What do do while staying at Hotel du Vin
- Walk up the atmospheric Christmas steps, to imagine how Bristol looked in the 17th and 18th century when the road in front of the hotel was part of the harbour, then check out some of the quirky independent shops. At the top of the steps there’s an old Alms House and plenty of other small arty shops along Colston Street and Perry Road.
- Colston Hall is just a short walk from the hotel, Bristol’s main music venue hosting an eclectic mix of international performers, community choirs and pop tribute bands. An open copper foyer was added to the original Victorian building a few years ago, often hosting free live music in this space with a stylish cafe too.
- Visit Red Lodge which is set on Park Row, on the hill above Hotel du Vin and the Colston Hall. It’s one of the oldest houses in Bristol where you can see oak panelled Elizabethan rooms and fireplaces in the Great Oak Room, with views over the city. The wealthy merchants who once lived here would have had a grand view of their ships coming up the harbour as well as being able to take their leisure in the Elizabethan knot garden. Entry is free and the house is open from end March to end December, closed Weds/ Thurs/ Fri.

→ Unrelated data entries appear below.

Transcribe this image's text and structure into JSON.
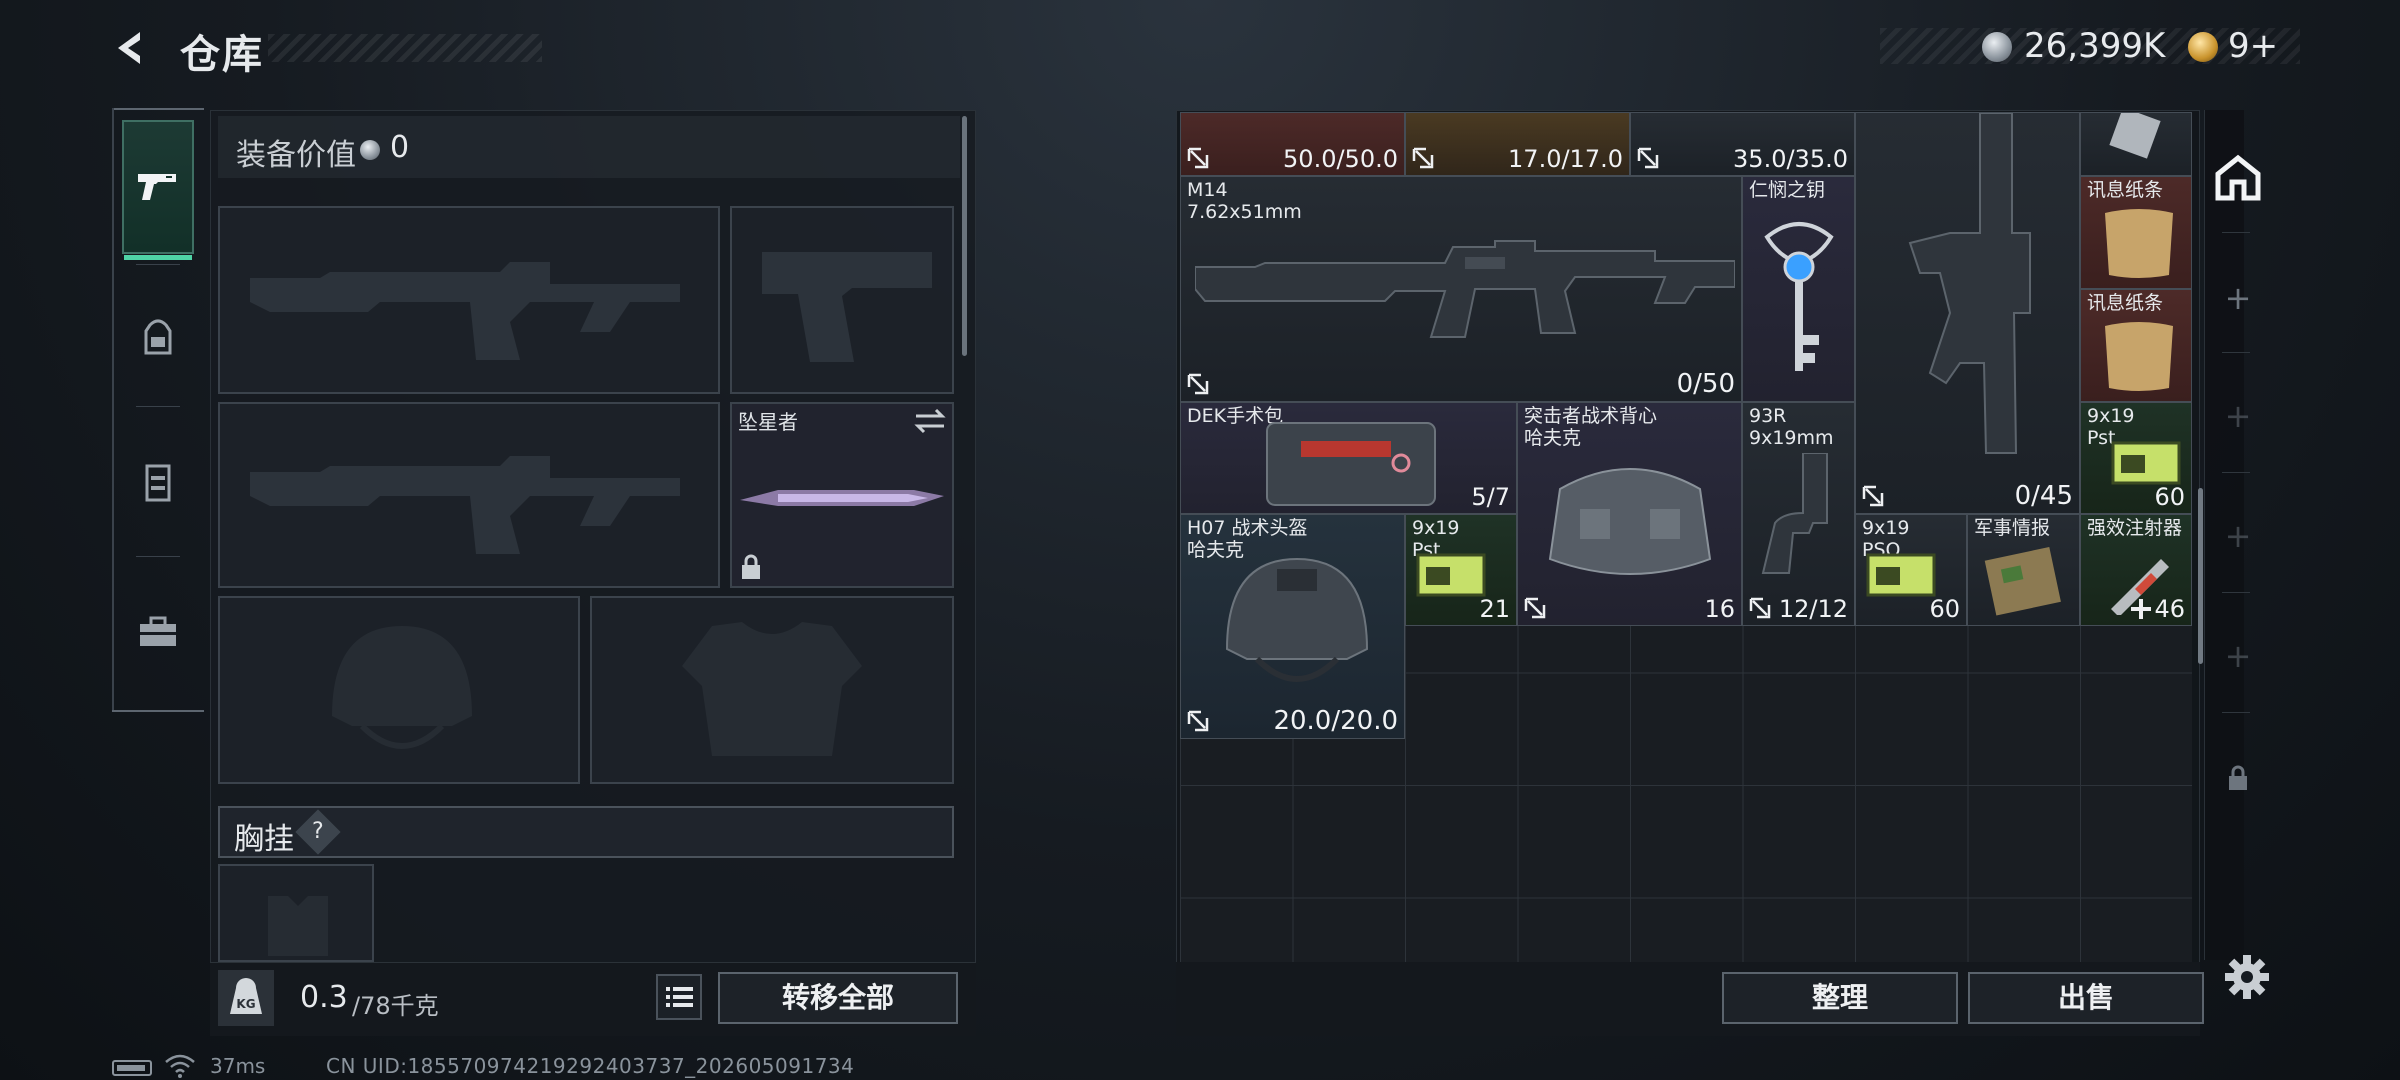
{
  "header": {
    "title": "仓库",
    "currency": [
      {
        "icon": "silver-coin-icon",
        "value": "26,399K"
      },
      {
        "icon": "gold-coin-icon",
        "value": "9+"
      }
    ]
  },
  "nav": {
    "tabs": [
      {
        "icon": "pistol-icon",
        "active": true
      },
      {
        "icon": "backpack-icon",
        "active": false
      },
      {
        "icon": "vest-icon",
        "active": false
      },
      {
        "icon": "toolbox-icon",
        "active": false
      }
    ]
  },
  "equipment": {
    "value_label": "装备价值",
    "value": "0",
    "melee_name": "坠星者",
    "chest_rig_label": "胸挂",
    "help": "?",
    "weight": "0.3",
    "weight_max": "/78千克",
    "transfer_all": "转移全部"
  },
  "grid": {
    "items": [
      {
        "name": "",
        "qty": "50.0/50.0",
        "bg": "red"
      },
      {
        "name": "",
        "qty": "17.0/17.0",
        "bg": "gold"
      },
      {
        "name": "",
        "qty": "35.0/35.0",
        "bg": "dark"
      },
      {
        "name": "M14\n7.62x51mm",
        "qty": "0/50",
        "bg": "dark"
      },
      {
        "name": "仁悯之钥",
        "qty": "",
        "bg": "purple"
      },
      {
        "name": "",
        "qty": "0/45",
        "bg": "dark"
      },
      {
        "name": "讯息纸条",
        "qty": "",
        "bg": "red"
      },
      {
        "name": "讯息纸条",
        "qty": "",
        "bg": "red"
      },
      {
        "name": "DEK手术包",
        "qty": "5/7",
        "bg": "purple"
      },
      {
        "name": "突击者战术背心\n哈夫克",
        "qty": "16",
        "bg": "purple"
      },
      {
        "name": "93R\n9x19mm",
        "qty": "12/12",
        "bg": "dark"
      },
      {
        "name": "9x19\nPst",
        "qty": "60",
        "bg": "green"
      },
      {
        "name": "H07 战术头盔\n哈夫克",
        "qty": "20.0/20.0",
        "bg": "blue"
      },
      {
        "name": "9x19\nPst",
        "qty": "21",
        "bg": "green"
      },
      {
        "name": "9x19\nPSO",
        "qty": "60",
        "bg": "dark"
      },
      {
        "name": "军事情报",
        "qty": "",
        "bg": "dark"
      },
      {
        "name": "强效注射器",
        "qty": "46",
        "bg": "green"
      }
    ],
    "sort_label": "整理",
    "sell_label": "出售"
  },
  "status": {
    "ping": "37ms",
    "uid": "CN UID:1855709742192924037​37_202605091734"
  },
  "colors": {
    "accent": "#4fd3a6",
    "panel": "#161b21"
  }
}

3. The Bristol – for luxurious rooms overlooking the harbour
From the ouside The Bristol may not be the prettiest of hotels – although there’s something iconic about its listed 1960s facade that was originally built as a motel. Step inside and the rooms are spacious and stylish in relaxing natural tones with luxurious velvet throws in highlight shades of plum, mushroom or aubergine.
You can take their popular afternoon tea, order some sharing plates in the Lounge or have dinner with a view of the harbour in the River Grille restaurant, with drinks in the Shore Cafe Bar next door. As there’s a multi-story car park next door, this is a convenient choice for those who are driving but want a central location by the harbour in Bristol.
The Bristol, Prince Street, Bristol, BS1 4QF. Check out the best prices and book for The Bristol at HotelLook.com
What to do while staying at The Bristol
- Take a Bristol Ferry Company boat from the steps opposite the Watershed Arts Centre which will take you around the harbour with lots of different stops on the way. You could get off at the furthest point for a pleasant walk back along the water or just stay on board for a mini tour which will take around 40 minutes to see harbour sights like the ss Great Britain and Underfall Yard from the water.
- Just along the harbour front is M-shed, a free museum that brings to life the history and people of Bristol. With plenty of hands-on exhibits it’s great for all ages and since its free, you can dip in and out depending on how long you’ve got. When your tummy is rumbling it’s time to discover Bristol’s latest foodie hub which is just next door at Wapping Wharf – a pedestrian street full of indie restaurants and bars, including Cargo – a group of food retailers housed in shipping containers.
- Take the steam train or walk down to ss Great Britain – from M-shed, there’s a small steam train that runs at weekends, manned by enthusiasts that will take you along the harbourside down to ss Great Britain (of course you can also walk). This historic iron steam ship was built by Victorian engineer Isambard Kingdom Brunel who also designed the Clifton Suspension Bridge and the ship was returned to Bristol from the Falklands. Now fully restored, it is one of Bristol’s leading visitor attractions and a great day out for families and those interested in Bristol’s maritime history.
I hope you enjoyed my mini-tour of some of my favourite places to see and stay in Bristol. If you’re planning a weekend break in Bristol, do check out the best prices and book at Hotellook.com.
Disclosure: This article was brought to you in partnership with HotelLook.com